Leading in today’s economy is about adjusting and flexing as different challenges are presented.  To find comfort in this ambiguity is less about being prepared than it is about assumed confidence.

Leading by Assumed Confidence

Confidence is typically built around performing a task previously and then performing the task again – even if applied somewhat differently.  For example, I have designed and orchestrated many a complex software application and feel confident I can successfully design and build another – even if within an unfamiliar industry or business.

Assumed confidence takes this a step further.  It is a sense of knowing you have previously been capable of learning and adapting to unfamiliar situations and found a modicum of success – beginner’s luck is always beneficial.  As these scenarios present themselves again and again, you start to build a sense about your ability to adapt and find success in things completely foreign.  For example, I have successfully solved a complex technical problem for one company, and if I listen and use my intelligence I feel confident I can solve a different type of business problem for a different company.
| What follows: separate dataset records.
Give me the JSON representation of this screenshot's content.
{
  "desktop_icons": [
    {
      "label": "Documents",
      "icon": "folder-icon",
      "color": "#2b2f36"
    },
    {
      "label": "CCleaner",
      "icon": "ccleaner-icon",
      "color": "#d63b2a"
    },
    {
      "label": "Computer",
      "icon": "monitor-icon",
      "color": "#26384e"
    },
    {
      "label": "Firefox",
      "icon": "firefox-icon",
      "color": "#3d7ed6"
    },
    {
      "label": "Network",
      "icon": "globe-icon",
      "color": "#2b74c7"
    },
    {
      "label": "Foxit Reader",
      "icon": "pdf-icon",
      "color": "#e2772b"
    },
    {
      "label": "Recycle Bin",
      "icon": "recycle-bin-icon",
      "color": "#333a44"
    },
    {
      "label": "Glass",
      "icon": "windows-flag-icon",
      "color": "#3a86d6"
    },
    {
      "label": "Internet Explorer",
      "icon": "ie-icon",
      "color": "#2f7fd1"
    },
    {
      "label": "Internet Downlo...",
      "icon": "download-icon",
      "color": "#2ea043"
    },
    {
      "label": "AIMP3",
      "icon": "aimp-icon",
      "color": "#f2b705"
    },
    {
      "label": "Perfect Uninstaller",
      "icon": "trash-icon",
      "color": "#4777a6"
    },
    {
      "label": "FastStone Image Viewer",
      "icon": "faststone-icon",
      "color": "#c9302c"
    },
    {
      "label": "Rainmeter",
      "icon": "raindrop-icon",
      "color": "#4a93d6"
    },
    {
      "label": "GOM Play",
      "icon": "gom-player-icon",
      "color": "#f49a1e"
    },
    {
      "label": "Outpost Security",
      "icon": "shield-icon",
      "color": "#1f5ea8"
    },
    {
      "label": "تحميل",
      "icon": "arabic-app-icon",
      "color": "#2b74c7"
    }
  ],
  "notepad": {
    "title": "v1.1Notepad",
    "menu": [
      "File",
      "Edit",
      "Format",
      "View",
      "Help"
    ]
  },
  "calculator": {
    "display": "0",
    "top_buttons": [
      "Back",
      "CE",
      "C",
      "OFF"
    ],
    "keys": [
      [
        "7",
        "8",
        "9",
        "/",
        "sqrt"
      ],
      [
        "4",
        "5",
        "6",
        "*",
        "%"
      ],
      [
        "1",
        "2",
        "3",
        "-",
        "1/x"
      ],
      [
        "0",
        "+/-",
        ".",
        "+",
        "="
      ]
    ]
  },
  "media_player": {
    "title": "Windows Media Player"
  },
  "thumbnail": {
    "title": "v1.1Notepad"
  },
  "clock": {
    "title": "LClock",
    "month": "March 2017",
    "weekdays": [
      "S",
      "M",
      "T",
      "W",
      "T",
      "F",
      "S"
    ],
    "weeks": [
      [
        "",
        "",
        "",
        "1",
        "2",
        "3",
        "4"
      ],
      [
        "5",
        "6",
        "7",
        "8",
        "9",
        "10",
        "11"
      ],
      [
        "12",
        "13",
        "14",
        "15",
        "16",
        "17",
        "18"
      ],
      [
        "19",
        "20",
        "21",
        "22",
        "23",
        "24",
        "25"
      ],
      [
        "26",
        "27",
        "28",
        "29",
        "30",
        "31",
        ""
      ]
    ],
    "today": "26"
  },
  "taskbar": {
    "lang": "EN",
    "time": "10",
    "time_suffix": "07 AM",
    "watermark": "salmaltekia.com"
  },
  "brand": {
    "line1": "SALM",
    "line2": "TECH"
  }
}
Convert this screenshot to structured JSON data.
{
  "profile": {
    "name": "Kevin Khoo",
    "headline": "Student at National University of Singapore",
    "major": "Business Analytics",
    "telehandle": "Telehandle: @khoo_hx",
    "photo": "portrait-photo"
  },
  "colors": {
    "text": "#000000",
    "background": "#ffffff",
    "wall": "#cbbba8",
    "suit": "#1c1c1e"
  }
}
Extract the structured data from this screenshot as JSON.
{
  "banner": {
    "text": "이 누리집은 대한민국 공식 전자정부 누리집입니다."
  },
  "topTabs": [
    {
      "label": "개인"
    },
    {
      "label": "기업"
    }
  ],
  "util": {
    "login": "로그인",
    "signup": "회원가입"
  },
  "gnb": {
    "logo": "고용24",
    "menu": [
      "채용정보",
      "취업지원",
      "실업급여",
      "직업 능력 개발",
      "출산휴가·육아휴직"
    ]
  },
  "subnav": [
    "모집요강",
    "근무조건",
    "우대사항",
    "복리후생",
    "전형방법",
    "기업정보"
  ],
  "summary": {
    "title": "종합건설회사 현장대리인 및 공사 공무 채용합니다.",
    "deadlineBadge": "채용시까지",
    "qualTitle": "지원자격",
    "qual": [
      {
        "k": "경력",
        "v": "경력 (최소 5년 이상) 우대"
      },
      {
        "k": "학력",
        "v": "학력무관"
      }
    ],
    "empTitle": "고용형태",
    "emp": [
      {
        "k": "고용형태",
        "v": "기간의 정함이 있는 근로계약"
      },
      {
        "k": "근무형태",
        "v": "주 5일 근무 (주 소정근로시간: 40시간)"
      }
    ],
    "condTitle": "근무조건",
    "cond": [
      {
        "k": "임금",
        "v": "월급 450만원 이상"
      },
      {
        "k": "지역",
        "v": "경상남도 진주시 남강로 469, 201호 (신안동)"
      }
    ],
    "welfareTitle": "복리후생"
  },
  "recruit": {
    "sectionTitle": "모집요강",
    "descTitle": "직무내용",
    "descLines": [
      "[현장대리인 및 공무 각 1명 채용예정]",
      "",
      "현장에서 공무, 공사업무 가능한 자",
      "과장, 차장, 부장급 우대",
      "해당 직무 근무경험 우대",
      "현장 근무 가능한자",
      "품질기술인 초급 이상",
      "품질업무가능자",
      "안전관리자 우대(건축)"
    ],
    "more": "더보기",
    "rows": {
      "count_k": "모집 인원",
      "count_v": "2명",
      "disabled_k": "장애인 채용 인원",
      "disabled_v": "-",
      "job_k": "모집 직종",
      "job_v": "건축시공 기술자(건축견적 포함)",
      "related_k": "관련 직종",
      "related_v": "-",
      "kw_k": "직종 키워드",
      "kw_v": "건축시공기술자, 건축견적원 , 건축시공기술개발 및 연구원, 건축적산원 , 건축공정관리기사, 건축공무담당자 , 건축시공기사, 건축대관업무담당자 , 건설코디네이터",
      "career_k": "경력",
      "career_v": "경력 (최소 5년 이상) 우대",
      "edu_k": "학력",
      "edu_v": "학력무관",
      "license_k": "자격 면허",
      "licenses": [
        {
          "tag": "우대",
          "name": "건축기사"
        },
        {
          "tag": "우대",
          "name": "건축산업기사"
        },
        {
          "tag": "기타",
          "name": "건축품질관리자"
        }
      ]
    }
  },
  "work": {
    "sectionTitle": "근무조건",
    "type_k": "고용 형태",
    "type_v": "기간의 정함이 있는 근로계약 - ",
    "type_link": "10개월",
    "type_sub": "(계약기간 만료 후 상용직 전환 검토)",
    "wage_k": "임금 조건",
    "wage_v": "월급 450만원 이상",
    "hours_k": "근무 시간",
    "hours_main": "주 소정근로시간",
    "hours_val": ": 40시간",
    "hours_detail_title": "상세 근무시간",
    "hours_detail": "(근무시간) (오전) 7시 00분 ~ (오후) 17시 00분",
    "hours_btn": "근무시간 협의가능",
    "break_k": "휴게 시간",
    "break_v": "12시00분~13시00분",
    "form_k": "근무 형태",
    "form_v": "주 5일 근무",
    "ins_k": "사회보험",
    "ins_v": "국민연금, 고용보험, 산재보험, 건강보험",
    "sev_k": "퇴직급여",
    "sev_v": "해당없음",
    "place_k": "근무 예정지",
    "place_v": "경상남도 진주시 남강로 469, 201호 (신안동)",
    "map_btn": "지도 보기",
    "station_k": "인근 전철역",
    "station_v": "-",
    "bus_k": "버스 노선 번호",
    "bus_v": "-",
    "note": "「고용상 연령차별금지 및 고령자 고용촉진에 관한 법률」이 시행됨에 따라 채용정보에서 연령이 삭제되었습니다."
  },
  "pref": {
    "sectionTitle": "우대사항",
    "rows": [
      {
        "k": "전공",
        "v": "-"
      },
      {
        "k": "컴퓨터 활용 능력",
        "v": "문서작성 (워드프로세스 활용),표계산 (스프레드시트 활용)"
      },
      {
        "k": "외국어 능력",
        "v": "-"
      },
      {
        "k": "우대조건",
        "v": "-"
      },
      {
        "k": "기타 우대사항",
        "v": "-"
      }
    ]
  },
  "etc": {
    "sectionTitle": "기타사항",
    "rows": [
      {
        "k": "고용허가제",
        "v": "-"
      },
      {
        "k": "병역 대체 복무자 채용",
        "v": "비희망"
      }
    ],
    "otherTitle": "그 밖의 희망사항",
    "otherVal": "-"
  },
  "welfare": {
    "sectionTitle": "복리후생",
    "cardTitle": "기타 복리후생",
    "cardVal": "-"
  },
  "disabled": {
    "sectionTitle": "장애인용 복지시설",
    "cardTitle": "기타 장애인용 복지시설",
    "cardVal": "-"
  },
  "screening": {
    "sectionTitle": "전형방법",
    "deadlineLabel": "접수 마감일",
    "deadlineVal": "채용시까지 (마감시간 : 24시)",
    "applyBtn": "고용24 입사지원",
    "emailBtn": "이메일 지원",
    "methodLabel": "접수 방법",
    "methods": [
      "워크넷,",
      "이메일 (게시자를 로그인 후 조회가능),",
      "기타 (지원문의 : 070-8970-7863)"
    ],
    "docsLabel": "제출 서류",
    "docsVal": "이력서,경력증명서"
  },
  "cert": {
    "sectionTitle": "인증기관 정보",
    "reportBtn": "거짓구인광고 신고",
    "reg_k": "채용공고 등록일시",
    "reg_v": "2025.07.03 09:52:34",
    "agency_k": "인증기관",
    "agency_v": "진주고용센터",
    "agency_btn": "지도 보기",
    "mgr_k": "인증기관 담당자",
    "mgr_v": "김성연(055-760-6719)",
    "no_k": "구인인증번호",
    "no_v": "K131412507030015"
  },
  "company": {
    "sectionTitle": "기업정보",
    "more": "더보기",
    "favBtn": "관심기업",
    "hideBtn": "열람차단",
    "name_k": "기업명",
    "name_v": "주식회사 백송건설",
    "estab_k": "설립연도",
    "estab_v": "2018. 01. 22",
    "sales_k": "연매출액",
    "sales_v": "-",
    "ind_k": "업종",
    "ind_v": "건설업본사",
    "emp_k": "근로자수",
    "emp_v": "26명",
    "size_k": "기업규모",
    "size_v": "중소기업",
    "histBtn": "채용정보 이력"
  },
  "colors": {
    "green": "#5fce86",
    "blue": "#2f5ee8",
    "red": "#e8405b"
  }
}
In this last bit, the confidence is not based on a previous performance in executing the same or similar tasks.  It is about building a general state of confidence and the ability to apply it to a completely unrelated effort.  You assume you can rely on the skills and characteristics having served you well in the past, but can apply it to a challenge facing you in the future… the ability to walk into an unfamiliar room and either lead or contribute at a high level.

Introduce the Ambiguity

Leading in the world of technology-enabled companies is not about having the answers.  And, becoming arrogant based on past success is not a demonstration of confidence.  The future of leadership is feeling confident when faced with ambiguity – to lead and collaborate with a team arriving at a direction not previously known – forging a new path.

There is no longer an option of mitigating ambiguity.  Leadership simply needs to learn leadership skills when faced with the unknown and unpredictable.